Marsha Mason is known as "The Goodbye Girl" because of all the live-in boyfriends who have said ta-ta to her in the past few years. A former Broadway chorus dancer, the divorced Mason lives in the Manhattan apartment of her latest lost love with her daughter Quinn Cummings. Enter arrogant actor Richard Dreyfuss, who has subleased the apartment from Mason's former boyfriend and moves in bag and baggage in the middle of the night. Dreyfuss and Mason spend the next few weeks getting in each other's way and fighting like cats and dogs. The wind is taken out of Dreyfuss' sails when he opens in a production of Richard III, which has been sabotaged by the director (Paul Benjamin), who insists that Dreyfuss portrays Richard as a hip-swinging homosexual. The play closes after one performance, and the once-overconfident Dreyfuss goes on a self-pitying drunken binge.
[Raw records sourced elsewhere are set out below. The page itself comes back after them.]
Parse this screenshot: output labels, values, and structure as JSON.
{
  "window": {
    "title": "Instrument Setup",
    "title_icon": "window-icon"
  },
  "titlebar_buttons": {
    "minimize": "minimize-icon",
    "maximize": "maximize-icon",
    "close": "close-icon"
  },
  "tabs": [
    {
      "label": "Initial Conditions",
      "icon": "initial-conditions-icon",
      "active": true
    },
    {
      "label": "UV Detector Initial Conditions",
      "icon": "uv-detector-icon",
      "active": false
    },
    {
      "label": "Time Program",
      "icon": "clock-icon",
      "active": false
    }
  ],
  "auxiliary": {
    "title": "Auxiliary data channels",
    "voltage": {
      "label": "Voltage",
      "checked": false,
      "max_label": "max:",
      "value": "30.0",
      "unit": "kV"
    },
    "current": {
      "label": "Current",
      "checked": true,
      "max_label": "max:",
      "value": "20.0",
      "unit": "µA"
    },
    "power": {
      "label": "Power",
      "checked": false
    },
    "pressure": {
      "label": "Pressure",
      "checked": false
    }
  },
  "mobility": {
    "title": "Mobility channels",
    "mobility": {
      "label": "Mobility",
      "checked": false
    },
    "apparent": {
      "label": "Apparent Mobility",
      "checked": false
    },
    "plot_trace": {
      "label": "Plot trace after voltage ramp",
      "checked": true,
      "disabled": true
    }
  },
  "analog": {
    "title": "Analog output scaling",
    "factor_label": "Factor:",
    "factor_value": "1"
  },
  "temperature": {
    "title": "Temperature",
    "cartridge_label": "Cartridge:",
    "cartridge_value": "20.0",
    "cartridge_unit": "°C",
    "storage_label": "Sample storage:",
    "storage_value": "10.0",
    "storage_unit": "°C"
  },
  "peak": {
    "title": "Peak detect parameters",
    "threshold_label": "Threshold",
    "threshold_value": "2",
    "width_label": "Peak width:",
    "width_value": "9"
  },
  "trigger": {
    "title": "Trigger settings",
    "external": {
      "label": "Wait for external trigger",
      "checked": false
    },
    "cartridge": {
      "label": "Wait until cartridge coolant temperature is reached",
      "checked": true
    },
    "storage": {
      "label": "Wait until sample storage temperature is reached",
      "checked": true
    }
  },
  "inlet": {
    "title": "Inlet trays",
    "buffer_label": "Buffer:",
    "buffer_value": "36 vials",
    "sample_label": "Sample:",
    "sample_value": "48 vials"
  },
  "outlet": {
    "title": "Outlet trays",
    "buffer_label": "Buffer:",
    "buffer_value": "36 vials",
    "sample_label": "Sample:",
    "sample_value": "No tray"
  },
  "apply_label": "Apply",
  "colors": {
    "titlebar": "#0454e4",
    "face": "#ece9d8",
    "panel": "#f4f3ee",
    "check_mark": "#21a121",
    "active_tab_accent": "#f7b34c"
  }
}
Touched by his vulnerability, Mason begins falling in love with Dreyfuss despite her lousy track record with men. Richard Dreyfuss became the youngest ever "Best Actor" Oscar winner as a result of his performance.
The Goodbye Girl is a 1977 American romantic comedy-drama film. Directed by Herbert Ross, the film stars Richard Dreyfuss, Marsha Mason, Quinn Cummings, and Paul Benedict. The original screenplay by Neil Simon centers on an odd trio—a struggling actor who has sublet a Manhattan apartment from a friend, the current occupant (his friend's ex-girlfriend, who has just been abandoned) and her precocious young daughter.
Roger Ebert gave the film a mixed, though mostly favorable, review. He was unimpressed with Mason's performance and the character as written, calling it "hardly ever sympathetic." However, he praised Dreyfuss and cited his Richard III scenes as "the funniest in a movie since Mel Brooks staged Springtime for Hitler." Ebert criticized the beginning as "awkward at times and never quite involving," but "enjoyed its conclusion so much that we almost forgot our earlier reservations."
Release Date: November 30, 1977
Boxoffice: $83,700,000 2013: $299,788,988